 You stand there, braced. Cloud shadows race over the buff rock stacks as a projected film, casting a queasy, mottled ground rash. The air hisses and it is no local breeze but the great harsh sweep of wind from the turning of the earth. The wild country–indigo jags of mountain, grassy plain everlasting, tumbled stones like fallen cities, the flaring roll of sky–provokes a spiritual shudder.

I’ve been there, and she takes me vividly back.  I also liked this description of a sunrise up on Brokeback:

Dawn came glassy orange, stained from below by a gelatinous band of pale green. The sooty bulk of the mountain paled slowly until it was the same color as the smoke from Ennis’s breakfast fire.  The cold air sweetened, banded pebbles and crumbs of soil cast sudden pencil-long shadows and the rearing lodgepole pines below them massed in slabs of somber malachite.

She may not be sympathetic to her characters, but she’s clearly taken with the country.  I see she’s published two further collections of Wyoming stories, and I’ll have to put them in the queue.  That one that already stretches to the time when I’ll be too blind and addled to read them.

I saw the very tail end of the Brokeback Mountain film in my hotel room last month, and really want to see the whole thing now that I’m finished with the story.  Also intriguing: Larry McMurtry (Lonesome Dove) was involved in the screenplay.
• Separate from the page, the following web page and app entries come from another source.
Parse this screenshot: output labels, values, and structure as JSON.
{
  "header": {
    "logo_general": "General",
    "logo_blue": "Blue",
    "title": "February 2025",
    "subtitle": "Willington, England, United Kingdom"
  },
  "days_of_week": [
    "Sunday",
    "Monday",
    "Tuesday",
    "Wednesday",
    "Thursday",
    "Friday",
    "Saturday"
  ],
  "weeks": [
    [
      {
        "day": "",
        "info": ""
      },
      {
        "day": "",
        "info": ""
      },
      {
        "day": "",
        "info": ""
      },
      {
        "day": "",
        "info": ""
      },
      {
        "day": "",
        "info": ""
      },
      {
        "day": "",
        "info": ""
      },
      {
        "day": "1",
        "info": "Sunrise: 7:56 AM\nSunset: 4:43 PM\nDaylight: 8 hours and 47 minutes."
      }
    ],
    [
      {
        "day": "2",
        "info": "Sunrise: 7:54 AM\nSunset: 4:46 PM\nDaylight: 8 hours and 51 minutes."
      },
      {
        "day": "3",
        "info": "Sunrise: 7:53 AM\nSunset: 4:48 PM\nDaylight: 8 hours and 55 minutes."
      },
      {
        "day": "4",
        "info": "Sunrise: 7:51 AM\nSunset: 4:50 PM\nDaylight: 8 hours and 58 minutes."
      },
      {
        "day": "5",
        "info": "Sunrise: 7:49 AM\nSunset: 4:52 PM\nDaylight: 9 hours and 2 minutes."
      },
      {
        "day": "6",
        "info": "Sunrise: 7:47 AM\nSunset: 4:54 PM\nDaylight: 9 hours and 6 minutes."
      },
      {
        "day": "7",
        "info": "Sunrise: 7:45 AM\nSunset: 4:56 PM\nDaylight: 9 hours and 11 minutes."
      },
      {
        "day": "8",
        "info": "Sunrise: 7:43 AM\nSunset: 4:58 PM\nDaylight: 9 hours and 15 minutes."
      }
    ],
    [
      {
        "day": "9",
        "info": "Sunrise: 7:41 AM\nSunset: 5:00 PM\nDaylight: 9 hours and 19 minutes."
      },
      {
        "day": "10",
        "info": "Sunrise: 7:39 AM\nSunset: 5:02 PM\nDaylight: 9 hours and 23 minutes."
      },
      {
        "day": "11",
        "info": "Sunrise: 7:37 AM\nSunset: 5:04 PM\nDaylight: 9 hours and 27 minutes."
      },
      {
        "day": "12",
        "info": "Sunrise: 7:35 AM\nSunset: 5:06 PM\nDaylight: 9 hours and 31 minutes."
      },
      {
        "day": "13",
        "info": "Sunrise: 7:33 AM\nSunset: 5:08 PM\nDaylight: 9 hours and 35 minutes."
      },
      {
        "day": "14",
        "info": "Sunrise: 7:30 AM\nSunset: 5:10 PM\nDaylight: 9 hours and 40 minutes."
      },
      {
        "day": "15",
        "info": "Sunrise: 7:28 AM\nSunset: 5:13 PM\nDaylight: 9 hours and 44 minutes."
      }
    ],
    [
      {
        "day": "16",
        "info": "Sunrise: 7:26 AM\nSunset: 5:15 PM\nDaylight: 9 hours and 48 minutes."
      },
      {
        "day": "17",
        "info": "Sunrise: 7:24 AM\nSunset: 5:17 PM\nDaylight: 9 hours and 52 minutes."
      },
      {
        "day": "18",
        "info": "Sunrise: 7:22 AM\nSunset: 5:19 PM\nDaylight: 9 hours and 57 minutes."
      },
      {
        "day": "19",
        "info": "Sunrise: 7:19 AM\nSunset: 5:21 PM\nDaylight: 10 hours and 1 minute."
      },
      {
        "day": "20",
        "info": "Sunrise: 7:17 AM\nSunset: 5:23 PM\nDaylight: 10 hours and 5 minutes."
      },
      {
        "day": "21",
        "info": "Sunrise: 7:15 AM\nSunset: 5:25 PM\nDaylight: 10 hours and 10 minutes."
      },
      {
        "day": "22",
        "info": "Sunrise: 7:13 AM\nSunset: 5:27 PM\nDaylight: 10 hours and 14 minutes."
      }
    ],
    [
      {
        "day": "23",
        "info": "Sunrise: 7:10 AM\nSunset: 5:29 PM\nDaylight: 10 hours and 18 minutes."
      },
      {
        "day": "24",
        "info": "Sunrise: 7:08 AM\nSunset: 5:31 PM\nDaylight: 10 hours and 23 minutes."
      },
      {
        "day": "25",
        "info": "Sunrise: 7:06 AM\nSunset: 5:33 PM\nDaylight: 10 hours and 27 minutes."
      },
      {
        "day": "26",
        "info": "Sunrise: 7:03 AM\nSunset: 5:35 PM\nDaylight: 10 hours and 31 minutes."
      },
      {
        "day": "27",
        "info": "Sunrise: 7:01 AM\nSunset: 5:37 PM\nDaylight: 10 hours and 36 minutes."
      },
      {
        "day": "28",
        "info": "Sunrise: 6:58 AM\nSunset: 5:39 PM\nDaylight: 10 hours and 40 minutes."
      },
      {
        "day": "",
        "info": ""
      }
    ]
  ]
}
We’re off to a Halloween party - I have to leave a 3-3 Penn State-Ohio State game at halftime (click to enlarge if you can stomach it)